What you are asked to do: Your answer must consist of every line from the data below that includes the word "indicator".

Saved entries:

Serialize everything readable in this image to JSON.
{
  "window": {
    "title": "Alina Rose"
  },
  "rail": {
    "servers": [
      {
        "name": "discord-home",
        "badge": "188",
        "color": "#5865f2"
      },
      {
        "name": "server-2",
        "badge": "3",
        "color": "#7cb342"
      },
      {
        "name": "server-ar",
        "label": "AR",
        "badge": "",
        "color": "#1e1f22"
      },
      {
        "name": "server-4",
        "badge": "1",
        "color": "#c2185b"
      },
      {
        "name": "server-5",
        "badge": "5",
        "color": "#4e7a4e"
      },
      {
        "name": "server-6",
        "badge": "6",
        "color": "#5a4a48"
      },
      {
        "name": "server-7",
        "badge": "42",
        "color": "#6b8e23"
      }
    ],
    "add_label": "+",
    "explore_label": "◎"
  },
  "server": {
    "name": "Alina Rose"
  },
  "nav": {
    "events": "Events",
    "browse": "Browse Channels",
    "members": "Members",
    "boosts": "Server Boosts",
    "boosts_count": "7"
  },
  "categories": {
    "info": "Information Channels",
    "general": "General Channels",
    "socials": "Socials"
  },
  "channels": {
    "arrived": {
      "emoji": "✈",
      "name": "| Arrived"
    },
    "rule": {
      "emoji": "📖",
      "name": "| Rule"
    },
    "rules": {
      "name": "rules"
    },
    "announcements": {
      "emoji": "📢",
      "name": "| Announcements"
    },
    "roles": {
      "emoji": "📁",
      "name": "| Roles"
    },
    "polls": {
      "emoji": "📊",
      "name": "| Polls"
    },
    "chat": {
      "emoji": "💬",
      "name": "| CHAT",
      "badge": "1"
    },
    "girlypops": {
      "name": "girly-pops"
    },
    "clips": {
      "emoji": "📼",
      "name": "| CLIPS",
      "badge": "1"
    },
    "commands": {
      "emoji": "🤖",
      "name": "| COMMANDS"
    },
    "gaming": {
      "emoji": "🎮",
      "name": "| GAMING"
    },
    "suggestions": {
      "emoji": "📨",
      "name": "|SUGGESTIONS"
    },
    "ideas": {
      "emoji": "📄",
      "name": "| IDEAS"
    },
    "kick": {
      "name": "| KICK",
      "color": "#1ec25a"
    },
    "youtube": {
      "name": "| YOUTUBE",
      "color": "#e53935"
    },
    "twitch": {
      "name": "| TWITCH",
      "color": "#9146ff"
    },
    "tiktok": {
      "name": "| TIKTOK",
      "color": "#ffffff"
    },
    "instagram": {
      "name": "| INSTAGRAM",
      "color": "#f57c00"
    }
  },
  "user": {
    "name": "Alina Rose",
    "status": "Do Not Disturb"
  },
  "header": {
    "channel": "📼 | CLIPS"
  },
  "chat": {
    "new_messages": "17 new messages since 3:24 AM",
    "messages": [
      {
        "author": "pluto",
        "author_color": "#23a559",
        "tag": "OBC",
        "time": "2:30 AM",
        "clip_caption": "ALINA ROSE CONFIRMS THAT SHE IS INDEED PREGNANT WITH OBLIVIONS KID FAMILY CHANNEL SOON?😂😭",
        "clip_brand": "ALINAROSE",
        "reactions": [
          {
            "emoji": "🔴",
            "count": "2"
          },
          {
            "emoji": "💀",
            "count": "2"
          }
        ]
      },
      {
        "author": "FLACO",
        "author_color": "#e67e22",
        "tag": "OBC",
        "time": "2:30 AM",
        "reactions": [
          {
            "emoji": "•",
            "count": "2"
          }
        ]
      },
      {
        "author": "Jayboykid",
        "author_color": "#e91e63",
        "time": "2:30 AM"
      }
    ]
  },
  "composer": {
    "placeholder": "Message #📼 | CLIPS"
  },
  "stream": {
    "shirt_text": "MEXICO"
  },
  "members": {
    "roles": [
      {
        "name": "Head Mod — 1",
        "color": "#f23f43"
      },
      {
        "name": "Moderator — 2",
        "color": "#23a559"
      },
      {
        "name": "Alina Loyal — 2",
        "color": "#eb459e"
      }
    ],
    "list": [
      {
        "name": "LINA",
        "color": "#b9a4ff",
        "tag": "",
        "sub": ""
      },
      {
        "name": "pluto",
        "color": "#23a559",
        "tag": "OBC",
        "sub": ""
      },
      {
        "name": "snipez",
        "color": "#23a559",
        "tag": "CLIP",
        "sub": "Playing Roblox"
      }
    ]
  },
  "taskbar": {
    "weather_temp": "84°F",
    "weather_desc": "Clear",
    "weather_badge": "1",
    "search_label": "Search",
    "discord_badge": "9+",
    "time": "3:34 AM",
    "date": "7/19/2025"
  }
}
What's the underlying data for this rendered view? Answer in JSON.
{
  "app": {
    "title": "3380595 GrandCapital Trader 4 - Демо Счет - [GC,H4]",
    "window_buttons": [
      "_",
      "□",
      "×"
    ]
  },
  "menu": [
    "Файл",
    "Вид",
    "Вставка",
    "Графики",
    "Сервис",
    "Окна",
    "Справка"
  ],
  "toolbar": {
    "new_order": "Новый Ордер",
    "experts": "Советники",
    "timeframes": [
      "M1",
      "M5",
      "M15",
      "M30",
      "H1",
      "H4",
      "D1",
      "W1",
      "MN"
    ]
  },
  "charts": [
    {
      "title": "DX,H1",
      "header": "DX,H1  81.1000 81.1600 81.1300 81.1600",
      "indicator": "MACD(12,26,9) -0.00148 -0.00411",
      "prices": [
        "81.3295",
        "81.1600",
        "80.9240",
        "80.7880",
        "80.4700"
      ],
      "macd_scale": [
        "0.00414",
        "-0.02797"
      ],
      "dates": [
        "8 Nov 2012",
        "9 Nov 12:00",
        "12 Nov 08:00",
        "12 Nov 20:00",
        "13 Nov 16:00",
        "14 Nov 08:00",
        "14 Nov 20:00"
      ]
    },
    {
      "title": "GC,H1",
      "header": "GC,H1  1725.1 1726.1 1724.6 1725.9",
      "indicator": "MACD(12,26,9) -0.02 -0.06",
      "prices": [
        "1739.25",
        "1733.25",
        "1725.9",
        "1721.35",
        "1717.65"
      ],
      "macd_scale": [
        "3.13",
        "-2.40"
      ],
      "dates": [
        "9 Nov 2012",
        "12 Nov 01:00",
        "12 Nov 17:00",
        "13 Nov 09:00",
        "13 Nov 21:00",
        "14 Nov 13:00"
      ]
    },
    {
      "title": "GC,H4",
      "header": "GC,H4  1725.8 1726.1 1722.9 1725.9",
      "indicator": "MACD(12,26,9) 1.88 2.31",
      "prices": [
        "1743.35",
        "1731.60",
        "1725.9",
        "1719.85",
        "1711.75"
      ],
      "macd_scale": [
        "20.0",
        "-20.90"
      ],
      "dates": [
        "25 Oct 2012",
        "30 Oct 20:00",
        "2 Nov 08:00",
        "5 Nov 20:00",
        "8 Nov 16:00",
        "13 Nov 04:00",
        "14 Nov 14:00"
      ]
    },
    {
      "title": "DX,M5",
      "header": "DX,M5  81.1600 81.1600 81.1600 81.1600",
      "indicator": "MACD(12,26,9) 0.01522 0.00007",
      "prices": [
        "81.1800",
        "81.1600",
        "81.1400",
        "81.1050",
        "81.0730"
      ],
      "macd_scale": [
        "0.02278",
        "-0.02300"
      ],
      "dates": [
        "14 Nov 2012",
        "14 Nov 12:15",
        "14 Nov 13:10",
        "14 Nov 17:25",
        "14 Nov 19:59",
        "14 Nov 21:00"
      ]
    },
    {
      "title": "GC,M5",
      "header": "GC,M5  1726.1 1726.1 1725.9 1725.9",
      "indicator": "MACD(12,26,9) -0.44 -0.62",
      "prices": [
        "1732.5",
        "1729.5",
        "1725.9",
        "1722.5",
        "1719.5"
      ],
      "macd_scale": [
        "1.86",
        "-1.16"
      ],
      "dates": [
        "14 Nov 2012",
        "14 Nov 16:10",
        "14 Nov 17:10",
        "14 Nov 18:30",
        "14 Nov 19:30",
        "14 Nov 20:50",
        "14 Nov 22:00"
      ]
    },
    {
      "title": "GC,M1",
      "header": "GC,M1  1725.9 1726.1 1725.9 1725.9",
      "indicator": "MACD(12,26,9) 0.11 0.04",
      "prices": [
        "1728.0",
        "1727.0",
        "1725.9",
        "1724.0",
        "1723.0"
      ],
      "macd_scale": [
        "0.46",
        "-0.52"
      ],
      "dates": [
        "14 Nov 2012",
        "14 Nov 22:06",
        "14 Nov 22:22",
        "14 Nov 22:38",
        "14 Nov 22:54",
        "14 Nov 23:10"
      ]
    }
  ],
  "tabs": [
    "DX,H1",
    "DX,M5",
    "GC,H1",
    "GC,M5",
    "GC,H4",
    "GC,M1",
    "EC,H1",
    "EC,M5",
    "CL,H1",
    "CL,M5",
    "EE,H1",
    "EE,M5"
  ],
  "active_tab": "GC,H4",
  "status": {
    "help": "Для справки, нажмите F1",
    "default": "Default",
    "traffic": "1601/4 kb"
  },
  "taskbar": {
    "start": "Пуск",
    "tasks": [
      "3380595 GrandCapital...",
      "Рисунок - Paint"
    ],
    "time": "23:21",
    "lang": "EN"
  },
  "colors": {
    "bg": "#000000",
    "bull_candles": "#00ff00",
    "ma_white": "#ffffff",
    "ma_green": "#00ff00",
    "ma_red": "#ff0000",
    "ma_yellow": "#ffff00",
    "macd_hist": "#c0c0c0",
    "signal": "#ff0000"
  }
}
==
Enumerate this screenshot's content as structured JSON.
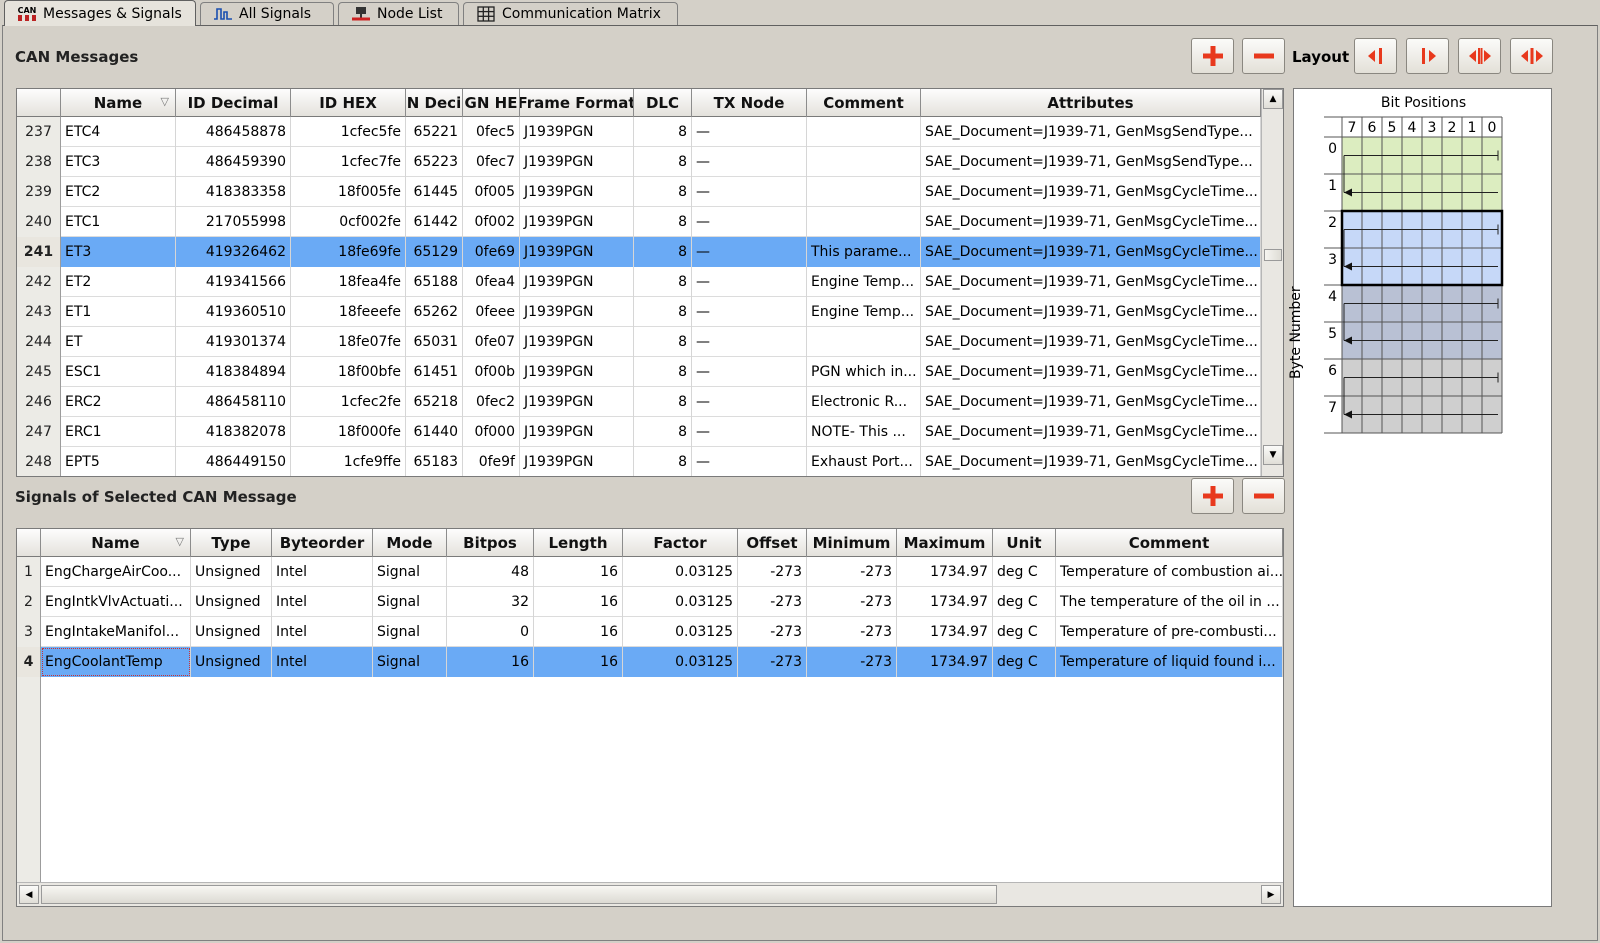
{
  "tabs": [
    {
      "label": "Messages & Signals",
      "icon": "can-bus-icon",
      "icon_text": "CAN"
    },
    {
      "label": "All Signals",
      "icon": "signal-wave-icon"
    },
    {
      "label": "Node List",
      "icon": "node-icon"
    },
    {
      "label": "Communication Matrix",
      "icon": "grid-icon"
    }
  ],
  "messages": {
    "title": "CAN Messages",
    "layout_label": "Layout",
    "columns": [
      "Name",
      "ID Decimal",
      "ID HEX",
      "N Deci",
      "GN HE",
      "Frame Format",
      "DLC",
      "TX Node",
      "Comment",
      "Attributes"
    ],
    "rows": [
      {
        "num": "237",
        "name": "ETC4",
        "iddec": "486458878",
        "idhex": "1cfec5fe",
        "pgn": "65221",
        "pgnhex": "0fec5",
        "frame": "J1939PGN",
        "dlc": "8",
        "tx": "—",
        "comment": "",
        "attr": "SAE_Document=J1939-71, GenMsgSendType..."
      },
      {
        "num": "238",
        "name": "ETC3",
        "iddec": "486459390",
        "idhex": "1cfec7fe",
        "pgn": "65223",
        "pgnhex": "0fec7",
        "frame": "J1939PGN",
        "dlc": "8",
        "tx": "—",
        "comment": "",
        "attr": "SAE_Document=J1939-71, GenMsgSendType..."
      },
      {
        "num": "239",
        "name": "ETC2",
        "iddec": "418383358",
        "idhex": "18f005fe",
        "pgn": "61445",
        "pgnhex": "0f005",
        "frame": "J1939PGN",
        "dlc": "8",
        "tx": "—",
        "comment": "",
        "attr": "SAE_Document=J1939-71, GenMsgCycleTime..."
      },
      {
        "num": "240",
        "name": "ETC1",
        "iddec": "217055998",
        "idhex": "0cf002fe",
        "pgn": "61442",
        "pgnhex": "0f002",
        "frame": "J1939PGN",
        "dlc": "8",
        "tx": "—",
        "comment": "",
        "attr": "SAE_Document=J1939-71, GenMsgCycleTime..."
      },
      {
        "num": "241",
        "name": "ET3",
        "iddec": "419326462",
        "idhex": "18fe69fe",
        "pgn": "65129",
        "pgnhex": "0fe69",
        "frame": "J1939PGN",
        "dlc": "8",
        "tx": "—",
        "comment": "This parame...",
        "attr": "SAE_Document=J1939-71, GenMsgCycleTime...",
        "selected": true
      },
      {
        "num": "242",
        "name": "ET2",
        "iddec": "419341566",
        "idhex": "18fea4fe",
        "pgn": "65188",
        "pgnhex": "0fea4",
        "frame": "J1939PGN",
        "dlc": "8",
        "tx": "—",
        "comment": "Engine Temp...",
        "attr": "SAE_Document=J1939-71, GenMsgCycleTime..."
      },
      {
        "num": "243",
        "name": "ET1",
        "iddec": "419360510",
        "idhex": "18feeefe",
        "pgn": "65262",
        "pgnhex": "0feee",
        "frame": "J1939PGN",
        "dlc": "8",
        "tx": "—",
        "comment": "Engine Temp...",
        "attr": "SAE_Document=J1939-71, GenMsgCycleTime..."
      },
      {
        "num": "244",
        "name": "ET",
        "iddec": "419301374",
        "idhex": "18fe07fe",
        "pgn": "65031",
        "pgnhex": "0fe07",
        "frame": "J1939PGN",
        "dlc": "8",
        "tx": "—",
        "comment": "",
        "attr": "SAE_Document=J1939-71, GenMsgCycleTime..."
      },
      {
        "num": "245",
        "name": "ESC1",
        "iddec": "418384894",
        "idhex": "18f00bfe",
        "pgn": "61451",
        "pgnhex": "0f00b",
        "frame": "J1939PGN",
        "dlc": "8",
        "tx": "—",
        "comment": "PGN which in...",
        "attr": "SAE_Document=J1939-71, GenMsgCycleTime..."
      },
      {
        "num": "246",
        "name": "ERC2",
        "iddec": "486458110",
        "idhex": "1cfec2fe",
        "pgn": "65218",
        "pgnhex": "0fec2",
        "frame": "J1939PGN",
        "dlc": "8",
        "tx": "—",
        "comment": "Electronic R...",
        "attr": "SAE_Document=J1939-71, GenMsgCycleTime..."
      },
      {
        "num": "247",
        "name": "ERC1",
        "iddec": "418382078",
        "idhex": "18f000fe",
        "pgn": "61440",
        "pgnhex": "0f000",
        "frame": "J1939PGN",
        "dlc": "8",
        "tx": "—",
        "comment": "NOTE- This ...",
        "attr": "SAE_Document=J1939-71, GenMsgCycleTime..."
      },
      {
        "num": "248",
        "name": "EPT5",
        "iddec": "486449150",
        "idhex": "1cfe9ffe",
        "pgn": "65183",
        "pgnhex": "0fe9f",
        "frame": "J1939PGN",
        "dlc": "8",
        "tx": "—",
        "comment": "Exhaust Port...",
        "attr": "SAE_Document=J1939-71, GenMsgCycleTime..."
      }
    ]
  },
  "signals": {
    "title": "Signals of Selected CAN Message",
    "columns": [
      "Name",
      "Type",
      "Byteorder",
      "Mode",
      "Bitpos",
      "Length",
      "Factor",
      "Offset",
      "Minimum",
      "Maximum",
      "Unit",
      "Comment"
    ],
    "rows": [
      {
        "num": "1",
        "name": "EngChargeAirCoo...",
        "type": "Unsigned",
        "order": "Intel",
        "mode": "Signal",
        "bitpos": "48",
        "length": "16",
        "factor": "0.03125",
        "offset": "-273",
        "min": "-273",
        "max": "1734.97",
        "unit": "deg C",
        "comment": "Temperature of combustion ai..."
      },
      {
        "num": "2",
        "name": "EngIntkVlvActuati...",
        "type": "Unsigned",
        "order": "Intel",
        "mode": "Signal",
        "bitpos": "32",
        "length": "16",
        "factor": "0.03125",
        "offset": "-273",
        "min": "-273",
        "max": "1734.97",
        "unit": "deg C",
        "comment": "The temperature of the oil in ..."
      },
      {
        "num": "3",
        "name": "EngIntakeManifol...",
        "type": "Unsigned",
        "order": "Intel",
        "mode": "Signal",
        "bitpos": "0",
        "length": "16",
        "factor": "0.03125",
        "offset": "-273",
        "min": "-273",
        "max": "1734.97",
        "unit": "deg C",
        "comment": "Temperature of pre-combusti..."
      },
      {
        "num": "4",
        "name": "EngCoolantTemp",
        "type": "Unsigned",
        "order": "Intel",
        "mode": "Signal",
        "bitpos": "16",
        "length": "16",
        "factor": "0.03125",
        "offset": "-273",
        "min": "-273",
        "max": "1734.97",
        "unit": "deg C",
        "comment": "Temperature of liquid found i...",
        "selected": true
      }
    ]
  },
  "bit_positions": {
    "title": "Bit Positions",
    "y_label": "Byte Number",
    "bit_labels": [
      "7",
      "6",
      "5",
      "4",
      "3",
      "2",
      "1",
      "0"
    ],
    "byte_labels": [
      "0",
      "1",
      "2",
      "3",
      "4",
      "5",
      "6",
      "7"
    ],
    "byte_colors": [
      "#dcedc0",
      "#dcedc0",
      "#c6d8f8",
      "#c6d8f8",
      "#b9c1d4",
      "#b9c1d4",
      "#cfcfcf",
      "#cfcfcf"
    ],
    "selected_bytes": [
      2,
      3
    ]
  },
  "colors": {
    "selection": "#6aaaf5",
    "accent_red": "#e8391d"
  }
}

Solved exercise:
      "indicator": "MACD(12,26,9) -0.00148 -0.00411",
      "indicator": "MACD(12,26,9) -0.02 -0.06",
      "indicator": "MACD(12,26,9) 1.88 2.31",
      "indicator": "MACD(12,26,9) 0.01522 0.00007",
      "indicator": "MACD(12,26,9) -0.44 -0.62",
      "indicator": "MACD(12,26,9) 0.11 0.04",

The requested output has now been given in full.